Should news organizations refer to people as "illegal immigrants?"
It's been done for years. But this past week the Associated Press revised its influential stylebook and banished the term.
Kathleen Carroll, the AP's senior vice president and executive editor, used a blog posting to explain their thinking.
"The Stylebook no longer sanctions the term 'illegal immigrant' or the use of 'illegal' to describe a person," she wrote. "Instead, it tells users that 'illegal' should describe only an action, such as living in or immigrating to a country illegally."
"Earlier (we had) rejected descriptions such as 'undocumented,' despite ardent support from some quarters, because it is not precise. A person may have plenty of documents, just not the ones required for legal residence. ...
"We (have) in other areas been ridding the Stylebook of labels. The new section on mental health issues argues for using credibly sourced diagnoses instead of labels. Saying someone was 'diagnosed with schizophrenia' instead of schizophrenic, for example.
"And that discussion about labeling people, instead of behavior, led us back to 'illegal immigrant' again. ...
"Is this the best way to describe someone in a country without permission? We believe that it is for now. We also believe more evolution is likely down the road."
Needless to say, the change sparked a lot of comment (see related story on page B1 today.)
From Keene, the United Farm Workers released a statement saying "the decision ... follows an on-line appeal from Cesar Chavez's 85-year old widow, Helen Chavez ...
"Remembering her years laboring in the fields, 'we were called 'wetbacks,' 'dirty Mexicans'--and worse," Helen Chavez wrote in the petition. "It is no longer acceptable to call people names or use stereotypes because of skin color or who people are."
A report emerged from Texas, where San Antonio Express-News dropped the term five years ago.
Using the term "just didn't feel comfortable with us," Jamie Stockwell, managing editor at the Express-News, told the Poynter website, a journalism forum.
In 2008 the paper stopped using the term and replaced it with "undocumented" or "unauthorized immigrant."
In 2010, the Express-News stopped using "immigrant" with a modifier altogether, and opted instead to talk about the issue by using "illegal immigration."
If a person has immigrated illegally, the Express-News will report that "'the person was in the country illegally' and then cite the source of the information," said Stockwell.
This is similar to the procedure announced last week by the Associated Press.
Others were less thrilled.
According to an article on the Fox News website, the conservative Media Research Center described the change as a "politically-correct mumble."
The article went on to quote Homeland Security Secretary Janet Napolitano as saying she didn't "really get caught up in the vocabulary wars.
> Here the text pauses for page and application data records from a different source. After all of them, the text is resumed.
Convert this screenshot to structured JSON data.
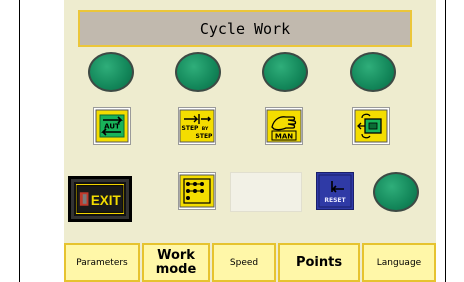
{
  "header": {
    "title": "Cycle Work"
  },
  "buttons": {
    "auto": {
      "label": "AUT",
      "icon": "auto-cycle-icon"
    },
    "step": {
      "label_top": "STEP",
      "label_mid": "BY",
      "label_bottom": "STEP",
      "icon": "step-by-step-icon"
    },
    "manual": {
      "label": "MAN",
      "icon": "manual-hand-icon"
    },
    "machine": {
      "icon": "machine-cycle-icon"
    },
    "exit": {
      "label": "EXIT",
      "icon": "exit-door-icon"
    },
    "grid": {
      "icon": "grid-matrix-icon"
    },
    "reset": {
      "label": "RESET",
      "icon": "reset-arrow-icon"
    }
  },
  "indicator_lamps": {
    "count": 5,
    "color": "#13875a"
  },
  "tabs": [
    {
      "label": "Parameters"
    },
    {
      "label": "Work mode"
    },
    {
      "label": "Speed"
    },
    {
      "label": "Points"
    },
    {
      "label": "Language"
    }
  ],
  "colors": {
    "panel_bg": "#eeeccf",
    "title_bg": "#c1b9ae",
    "accent_yellow": "#ebc63a",
    "tab_bg": "#fff7a8",
    "lamp_green": "#13875a",
    "reset_blue": "#2f3aa6",
    "auto_green": "#18b35a"
  }
}
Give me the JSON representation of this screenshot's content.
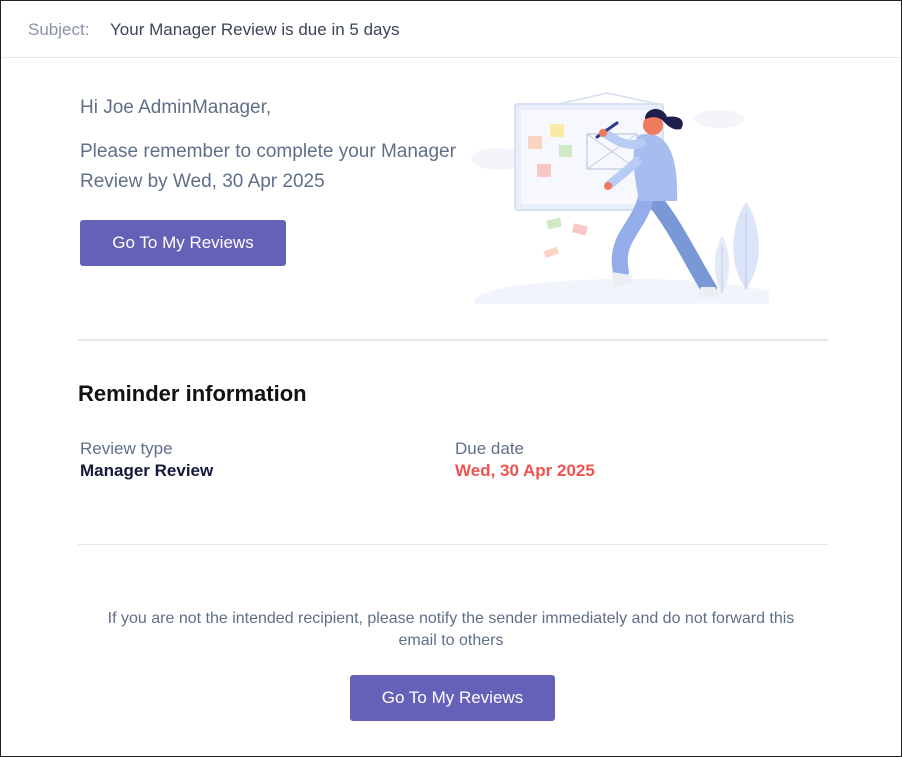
{
  "subject": {
    "label": "Subject:",
    "text": "Your Manager Review is due in 5 days"
  },
  "email": {
    "greeting": "Hi Joe AdminManager,",
    "message": "Please remember to complete your Manager Review by Wed, 30 Apr 2025",
    "cta_label": "Go To My Reviews",
    "illustration_icon": "person-drawing-on-board-illustration"
  },
  "reminder": {
    "heading": "Reminder information",
    "review_type_label": "Review type",
    "review_type_value": "Manager Review",
    "due_date_label": "Due date",
    "due_date_value": "Wed, 30 Apr 2025"
  },
  "footer": {
    "note": "If you are not the intended recipient, please notify the sender immediately and do not forward this email to others",
    "cta_label": "Go To My Reviews"
  },
  "colors": {
    "accent": "#6561b9",
    "due_date": "#ef5350",
    "body_text": "#5f6f88",
    "value_text": "#14193a"
  }
}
"They are immigrants who are here illegally, that's an illegal immigrant," she said.
And of course on Twitter, as the L.A. Times notes, the cynics were out in force. Two of my favorites:
"Maoist, cop-killing terrorists should be referred to as 'Professor,'" wrote @ConservativeLA.
"Car thieves are now called 'Vehicle Relocation Specialists,'" wrote @CaptYonah
So here's today's question: what language do you think The Californian should use to describe people who have come into the country without going through an official checkpoint?
Suggestions welcome at firstname.lastname@example.org. Please keep it civil. Thanks. On the web:
Follow John Arthur on Twitter @BakoEditor illegal immigration
Entering or residing in a country in violation of civil or criminal law. Except in direct quotes essential to the story, use illegal only to refer to an action, not a person: illegal immigration, but not illegal immigrant. Acceptable variations include living in or entering a country illegally or without legal permission.
Except in direct quotations, do not use the terms illegal alien, an illegal, illegals or undocumented.
Do not describe people as violating immigration laws without attribution.
Specify wherever possible how someone entered the country illegally and from where. Crossed the border? Overstayed a visa? What nationality?
People who were brought into the country as children should not be described as having immigrated illegally. For people granted a temporary right to remain in the U.S. under the Deferred Action for Childhood Arrivals program, use temporary resident status, with details on the program lower in the story. Sound Off